Karl Klug, Defensive Tackle, Tennessee: So many factors work against Klug in the NFL. He plays one of the most exertive positions in the NFL (defensive tackle, or any position on either line for that matter), he’s undersized for such a position, weighing in at 275 pounds. He is probably heavier than that, but is no where near the weight of flesh plugs B.J. Raji or Vince Wilfork. Add in the fact that he was a rookie in 2011, and most would accept a “learning” year from Klug. Not so, as Karl amassed 7 sacks and 2 forced fumbles on 20 tackles for the Titans as a reserve tackle. What’s notable is that Klug played as a substitute and notched 7 sacks, which is high even for a starting defensive tackle.
Amari Spievey, Safety, Detroit: No observant football fan would confuse the 2011 Detroit Lions defense to, say, the 2011 defense of the Baltimore Ravens. That being said, Spievey turned in a solid second year in the league. He set career highs in tackles (70, which is on the high end for a defensive back) and interceptions (3). If the Lions don’t want to lean on Spievey to contain big plays down field, they should work on getting their linebackers and defensive lineman more tackles–which would naturally make them a better defense.
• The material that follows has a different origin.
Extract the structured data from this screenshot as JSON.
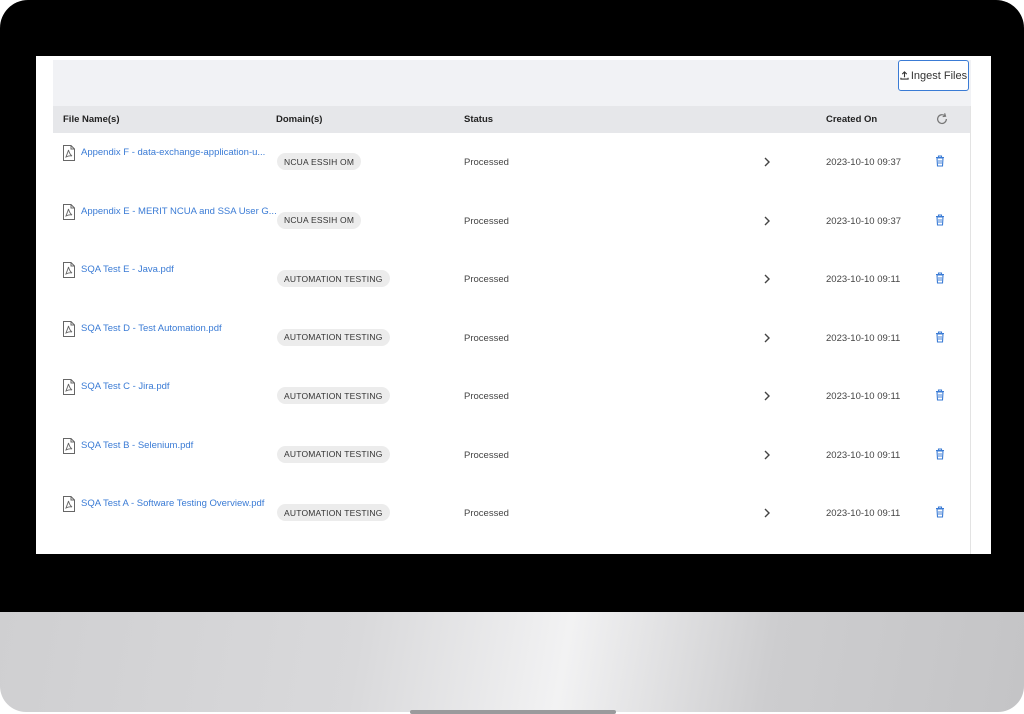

Casey Wiegmann, Center, Kansas City: Wiegmann did not make the Pro Bowl for this past season’s work, not even close, and Kansas City stumbled to a 7-9 record. Why is Wiegmann here? Because he’s the last Hawkeye in the NFL who played all of his college years for only Hayden Fry. Wiegmann finished 2011 as his 16th year in the league, and has some ridiculous records for consecutive snaps played. He could have played with Nile Kinnick on the 1939 Iron Man team, he’s that tough and durable. Wiegmann will likely retire this offseason, but don’t be surprised if he gives it one more year.
Marshal Yanda, Guard, Baltimore: Yanda is a hot commodity for the Ravens. Before the season started, he signed a nice contract extension. He thanked the Ravens for the deal with a season of results that earned him a starting Pro Bowl invitation. He’s the only Hawkeye in the NFL who made the Pro Bowl as a starter.
Elsewhere in the world, former Hawkeye cornerback Jovon Johnson won the Canadian Football League’s Defensive Player of the Year. The Winnipeg Blue Bomber trapped 8 interceptions (returned 2 for touchdowns) to go along with 53 tackles. Johnson is the first defensive back to ever take the defensive POY honor. His team lost to the B.C. Lions in the Grey Cup this past November.
Former Hawkeye quarterback Drew Tate signed a contract extension with the CFL’s Calgary Stampeders. Tate took over the starting job for the last three regular season games, winning all of them, before losing in the first round of the CFL playoffs.
Now, here are some pictures of Kirk Ferentz shirtless.